Silvers and grays feature prominently throughout the hillside, adding an indispensable lightness to the bank and a feeling of warmth and sunshine on otherwise dull days. A major focal point is a young silver weeping pear (Pyrus salicifolia ‘Pendula’). For many years, I could not understand the esteem accorded this plant, which is prone to erratic branching and formless structure. Others loved the tree. I decided to prune it without remorse. Over the last several years, it has finally started to take on a pleasingly controlled wildness; the strong silver gray foliage is echoed by the paler green gray of Phlomis fruticosa ‘Compact Gray’, oddly named for, without periodic heavy pruning, it will reach five feet tall with a seven-foot spread. The bolder texture of the leaves and the profuse spikes of canary yellow flowers in summer are outstanding; the blossoms are held in tight whorls along the stem, each flower filled with sweet nectar.
In experimenting with various shrubs, we have added several kinds of New Zealand daisy bush (Olearia), most of which have succumbed to cold temperatures over the years. The hardiest form for us is Olearia xmollis, which slowly reaches seven to eight feet tall; we occasionally prune it to the ground and encourage it to re-grow. Its simple oval leaves are a soft olive gray with a whitish cast. In early summer, it is covered with a profusion of tiny white, daisy-like flowers.
It is always fun to have the unexpected in a planting. Most gardeners would not think a dry bank would be a fitting place for a willow, but silver creeping willow (Salix repens var. argentea) thrives here. Native to the coastal dunes of Europe, it tolerates the quick drainage and dry soils without loosing a leaf.
The beauty of soft colors, varied textures, and distinct forms make for a drought-tolerant landscape that knits together in all seasons. The most exciting part of the planting is knowing there is always room for improvement and experimentation.

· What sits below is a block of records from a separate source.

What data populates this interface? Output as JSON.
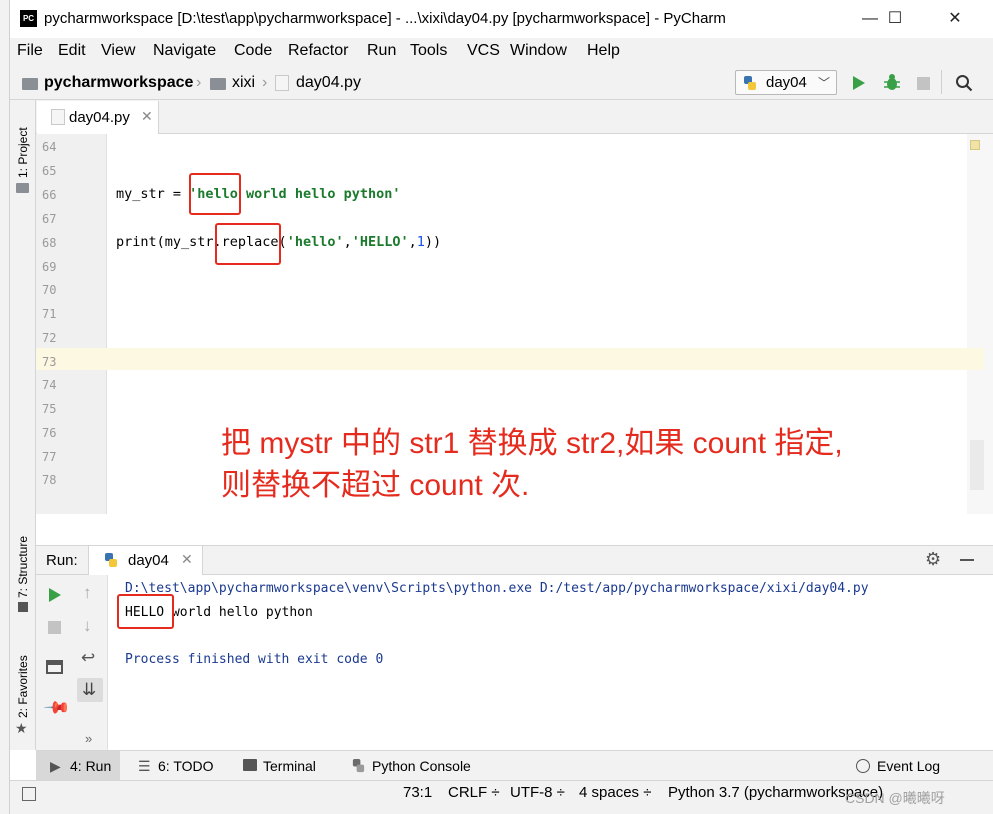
{
  "window": {
    "title": "pycharmworkspace [D:\\test\\app\\pycharmworkspace] - ...\\xixi\\day04.py [pycharmworkspace] - PyCharm",
    "app_icon": "PC",
    "minimize": "—",
    "maximize": "☐",
    "close": "✕"
  },
  "menu": [
    "File",
    "Edit",
    "View",
    "Navigate",
    "Code",
    "Refactor",
    "Run",
    "Tools",
    "VCS",
    "Window",
    "Help"
  ],
  "breadcrumb": {
    "project": "pycharmworkspace",
    "folder": "xixi",
    "file": "day04.py"
  },
  "run_config": "day04",
  "side_tools": {
    "project": "1: Project",
    "structure": "7: Structure",
    "favorites": "2: Favorites"
  },
  "editor": {
    "tab_label": "day04.py",
    "line_numbers": [
      "64",
      "65",
      "66",
      "67",
      "68",
      "69",
      "70",
      "71",
      "72",
      "73",
      "74",
      "75",
      "76",
      "77",
      "78"
    ],
    "code": {
      "l66_var": "my_str = ",
      "l66_str": "'hello world hello python'",
      "l68_fn": "print(my_str.replace(",
      "l68_arg1": "'hello'",
      "l68_comma1": ",",
      "l68_arg2": "'HELLO'",
      "l68_comma2": ",",
      "l68_num": "1",
      "l68_close": "))"
    }
  },
  "annotation": {
    "line1": "把 mystr 中的 str1 替换成 str2,如果 count 指定,",
    "line2": "则替换不超过 count 次."
  },
  "run_panel": {
    "label": "Run:",
    "tab": "day04",
    "console": {
      "command": "D:\\test\\app\\pycharmworkspace\\venv\\Scripts\\python.exe D:/test/app/pycharmworkspace/xixi/day04.py",
      "output": "HELLO world hello python",
      "exit": "Process finished with exit code 0"
    }
  },
  "bottom_tabs": {
    "run": "4: Run",
    "todo": "6: TODO",
    "terminal": "Terminal",
    "python_console": "Python Console",
    "event_log": "Event Log"
  },
  "status": {
    "position": "73:1",
    "line_sep": "CRLF ÷",
    "encoding": "UTF-8 ÷",
    "indent": "4 spaces ÷",
    "interpreter": "Python 3.7 (pycharmworkspace)"
  },
  "watermark": "CSDN @曦曦呀",
  "colors": {
    "accent_red": "#e52a1e",
    "run_green": "#3aa047",
    "string_green": "#1b7a2c",
    "number_blue": "#1750eb"
  }
}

Mrs Miller stated “When you plant a seed, the rest will follow.” Her hillside garden thrives today from the ideas she sowed years ago.